                    Unable to walk unaided (powerchair user), poor speech, left hand behaves like a drunk toddler but generally positive and determined.

                    Comment


                      #11
                      My husband has just been referred for assessment at Aintree gastrology department for possible RIG.(his breathing is problematic and uses NIV at night) He is quite frail now, and up till now has said no to a feeding tube. He is now having some problem with chewing, he gets very tired eating, so food is now blended, his swallowing is ok at present with the occasional blip. He has now agreed to a feeding tube, if they feel he is strong enough. So my advice is have one when you are relatively well xx

                      Comment


                        #12
                        TinyLady your gp can refer you for peg. But maybe respiratory need to give the go ahead re breathing x.
                        Diagnosed May 2021 bulbar onset als.

                        Comment


                          #13
                          My dad has bulbar onset so his eating was affected early.
                          ​​​​​He was not keen on a PEG but accepted he would need it. After 14 months of the condition (5 months of diagnosis) he was on very thinly pureed food and said he wanted the PEG as eating/drinking was exhausting and he was choking with every meal. He had to wait 6 weeks to see the consultant to go on the list, then 3 weeks for the procedure.

                          We're both very squeamish so I can't say either of us were looking forward to it! We were told it was hard to place it as it was left late, a second doctor thankfully managed it. We were told they would give Dad something to chill him out but he says they didn't so it wasn't very pleasant at the time.

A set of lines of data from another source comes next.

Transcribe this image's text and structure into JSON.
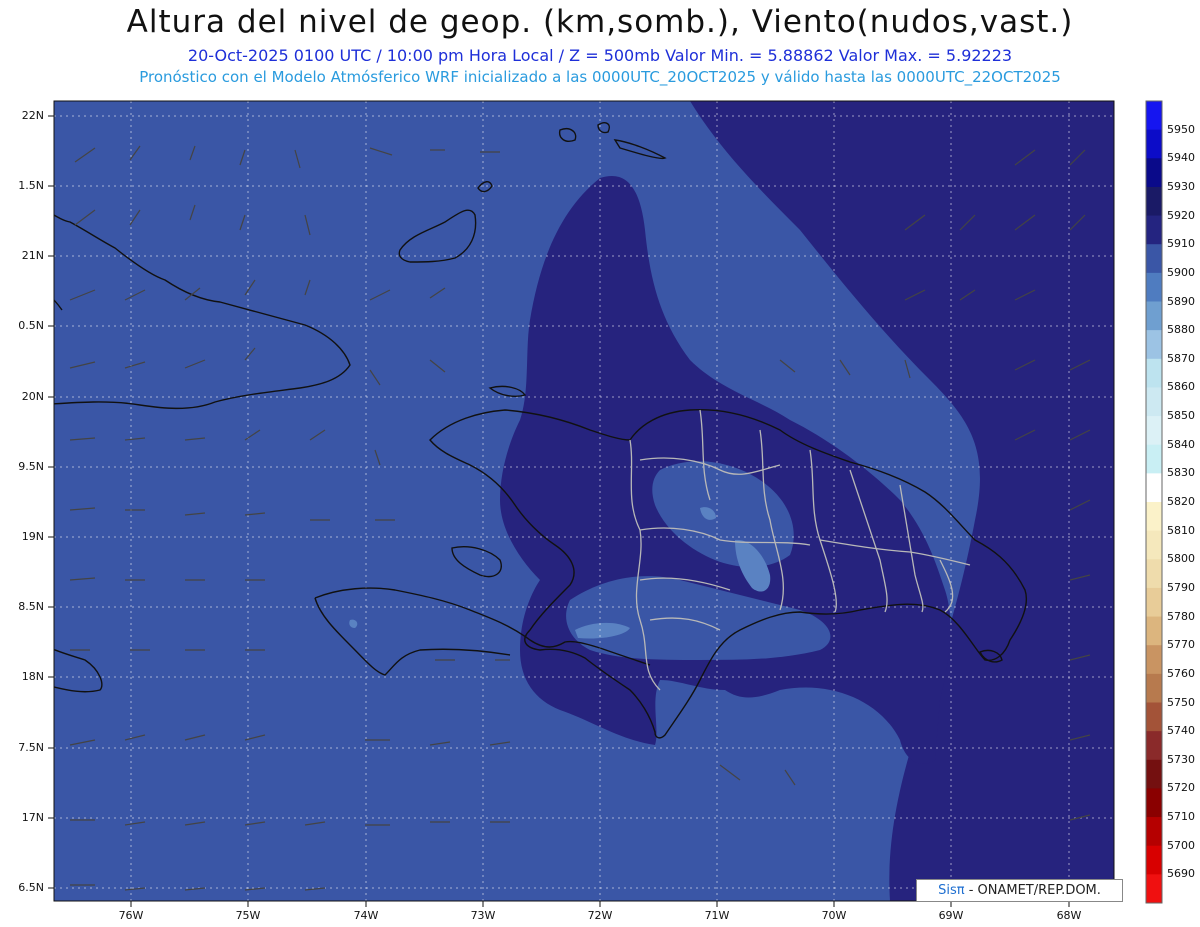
{
  "header": {
    "title": "Altura del nivel de geop. (km,somb.), Viento(nudos,vast.)",
    "subtitle_line1": "20-Oct-2025  0100 UTC / 10:00 pm Hora Local / Z = 500mb    Valor Min. = 5.88862  Valor Max. = 5.92223",
    "subtitle_line2": "Pronóstico con el Modelo Atmósferico WRF inicializado a las 0000UTC_20OCT2025 y válido hasta las  0000UTC_22OCT2025"
  },
  "map": {
    "lat_labels": [
      "22N",
      "1.5N",
      "21N",
      "0.5N",
      "20N",
      "9.5N",
      "19N",
      "8.5N",
      "18N",
      "7.5N",
      "17N",
      "6.5N"
    ],
    "lon_labels": [
      "76W",
      "75W",
      "74W",
      "73W",
      "72W",
      "71W",
      "70W",
      "69W",
      "68W"
    ],
    "colors": {
      "background_5900": "#3a56a6",
      "mid_5910": "#26237e",
      "light_5890": "#5a82c2",
      "coast": "#111111",
      "province_borders": "#b8b8b8"
    }
  },
  "colorbar": {
    "levels": [
      "5950",
      "5940",
      "5930",
      "5920",
      "5910",
      "5900",
      "5890",
      "5880",
      "5870",
      "5860",
      "5850",
      "5840",
      "5830",
      "5820",
      "5810",
      "5800",
      "5790",
      "5780",
      "5770",
      "5760",
      "5750",
      "5740",
      "5730",
      "5720",
      "5710",
      "5700",
      "5690"
    ],
    "colors": [
      "#1515f0",
      "#0c0cc8",
      "#0a0a8a",
      "#1a1a66",
      "#242480",
      "#3a56a6",
      "#4f7cc0",
      "#6f9fd0",
      "#9cc3e4",
      "#bde3ef",
      "#cde9f2",
      "#dcf1f6",
      "#c9eff4",
      "#ffffff",
      "#fbf2c9",
      "#f5e8bc",
      "#efdcac",
      "#e8cc98",
      "#dcb57e",
      "#c99462",
      "#b77a4e",
      "#a35338",
      "#8a2a2a",
      "#741010",
      "#8a0000",
      "#b50000",
      "#d80000",
      "#f01010"
    ]
  },
  "credit": {
    "sis": "Sisπ",
    "org": " - ONAMET/REP.DOM."
  }
}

He also got an infection so was unwell for the best part of 2 weeks (which was right in the lead up to Christmas and when my brother and his family were visiting from America so not ideal but we couldn't have left it later).

                          So it's fair to say it wasn't quite as simple as we'd hoped but I have to say it has worked brilliantly. We were both trained in using it (which I was allowed to video) and dad has been able to use it independently since (I did it originally when he had the infection but he has good hand function so manages it day to day).

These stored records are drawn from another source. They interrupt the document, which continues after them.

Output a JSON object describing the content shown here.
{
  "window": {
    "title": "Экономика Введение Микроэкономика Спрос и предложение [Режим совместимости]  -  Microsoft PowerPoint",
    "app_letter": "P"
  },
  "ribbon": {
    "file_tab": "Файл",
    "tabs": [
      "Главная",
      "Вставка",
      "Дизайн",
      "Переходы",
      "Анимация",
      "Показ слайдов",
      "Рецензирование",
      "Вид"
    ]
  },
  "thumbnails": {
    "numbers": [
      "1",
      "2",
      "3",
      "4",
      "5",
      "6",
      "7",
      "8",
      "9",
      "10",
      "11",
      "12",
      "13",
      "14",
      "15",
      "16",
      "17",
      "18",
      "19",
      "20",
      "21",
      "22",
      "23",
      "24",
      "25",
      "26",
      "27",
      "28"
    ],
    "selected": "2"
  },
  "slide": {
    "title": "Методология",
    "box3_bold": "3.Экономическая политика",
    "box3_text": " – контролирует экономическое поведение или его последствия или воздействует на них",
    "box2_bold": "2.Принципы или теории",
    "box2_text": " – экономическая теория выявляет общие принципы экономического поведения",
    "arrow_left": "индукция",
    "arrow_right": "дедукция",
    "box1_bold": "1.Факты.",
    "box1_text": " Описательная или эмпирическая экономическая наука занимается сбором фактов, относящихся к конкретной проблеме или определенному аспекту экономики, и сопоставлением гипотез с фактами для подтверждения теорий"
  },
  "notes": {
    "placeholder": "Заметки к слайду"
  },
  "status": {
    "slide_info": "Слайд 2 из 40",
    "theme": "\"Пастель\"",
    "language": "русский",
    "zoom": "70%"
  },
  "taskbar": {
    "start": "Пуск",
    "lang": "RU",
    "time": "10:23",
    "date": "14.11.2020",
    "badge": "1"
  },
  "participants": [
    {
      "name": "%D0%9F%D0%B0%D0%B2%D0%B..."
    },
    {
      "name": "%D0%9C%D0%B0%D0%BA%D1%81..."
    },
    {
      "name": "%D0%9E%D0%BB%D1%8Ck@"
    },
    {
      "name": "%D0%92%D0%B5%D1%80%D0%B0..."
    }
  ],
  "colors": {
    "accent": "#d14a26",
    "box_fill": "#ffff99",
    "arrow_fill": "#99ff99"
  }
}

                          If he hadn't had it done I doubt he would have made it past March (COVID and mucus issues made oral intake impossible). So I am a firm supporter of a PEG. He also has all his medication in liquid format for the PEG.

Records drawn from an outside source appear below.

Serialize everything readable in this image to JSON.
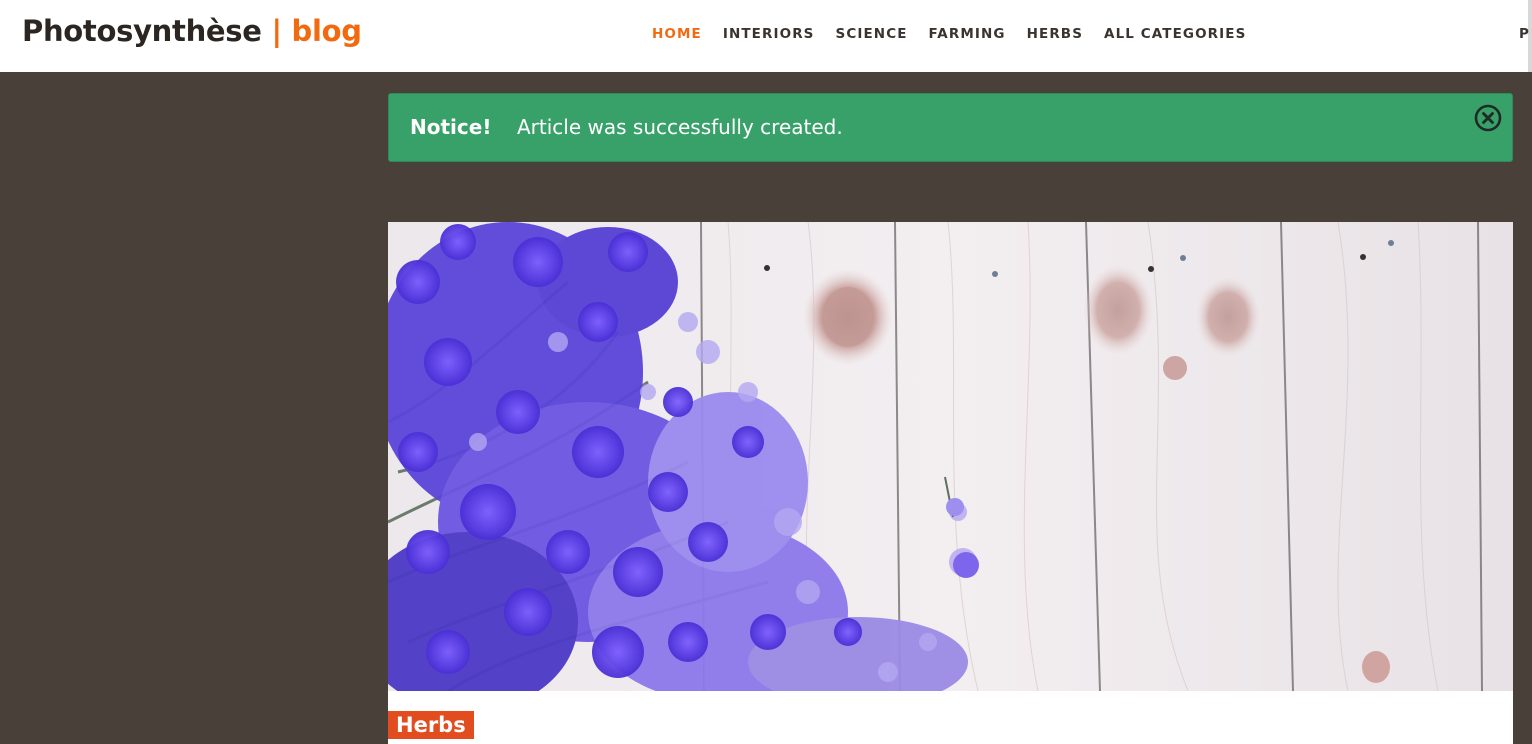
{
  "header": {
    "brand_name": "Photosynthèse",
    "brand_separator": "| blog",
    "nav": [
      {
        "label": "HOME",
        "active": true
      },
      {
        "label": "INTERIORS",
        "active": false
      },
      {
        "label": "SCIENCE",
        "active": false
      },
      {
        "label": "FARMING",
        "active": false
      },
      {
        "label": "HERBS",
        "active": false
      },
      {
        "label": "ALL CATEGORIES",
        "active": false
      }
    ],
    "nav_overflow_label": "P"
  },
  "notice": {
    "label": "Notice!",
    "message": "Article was successfully created.",
    "close_icon": "close-circle-icon"
  },
  "article": {
    "image_icon": "purple-flowers-on-wooden-planks",
    "category": "Herbs"
  },
  "colors": {
    "accent": "#f26a10",
    "page_background": "#4a403a",
    "notice_background": "#38a169",
    "category_badge": "#e14d1f"
  }
}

                          I would suggest having it early so its there when you need it and making sure there is support afterwards as it is still an operation and just in case of an infection. I stayed with Dad for 2 weeks, although by the end of it I was getting under his feet 🤣

                          If possible I would suggest staying longer in hospital for monitoring of any infection. They encouraged dad out after 24 hrs (and he wanted to be back in his bed) but I was calling the doctor 36 hrs later due to an infection and had he been in hospital 72 hours as they'd originally said they would have picked it up.

                          Dad has a tube that effectively dangles (he was shown a few ways to clip it up but prefers not to) and it is barely noticeable.

                          I know it is a big adjustment but it has worked brilliantly for Dad and it has given him more time.

                          Sorry for the long reply!

                          Comment


                            #14
                            Really useful information for anyone who is pondering the procedure. Xx

                            Comment


                              #15
                              An MND-specific, feeding tube website is myTube and covers the 'No, I don't want a tube' option, as well as ever aspect of getting and having a tube - worth a browse or bookmarking for future reading. xx
                              ​Diagnosed 03/2007. Sporadic Definite ALS/MND Spinal (hand) Onset.
                              Eye gaze user - No functional limbs - No speech - Feeding tube - Overnight NIV.

                              Comment

                              Working...
                              X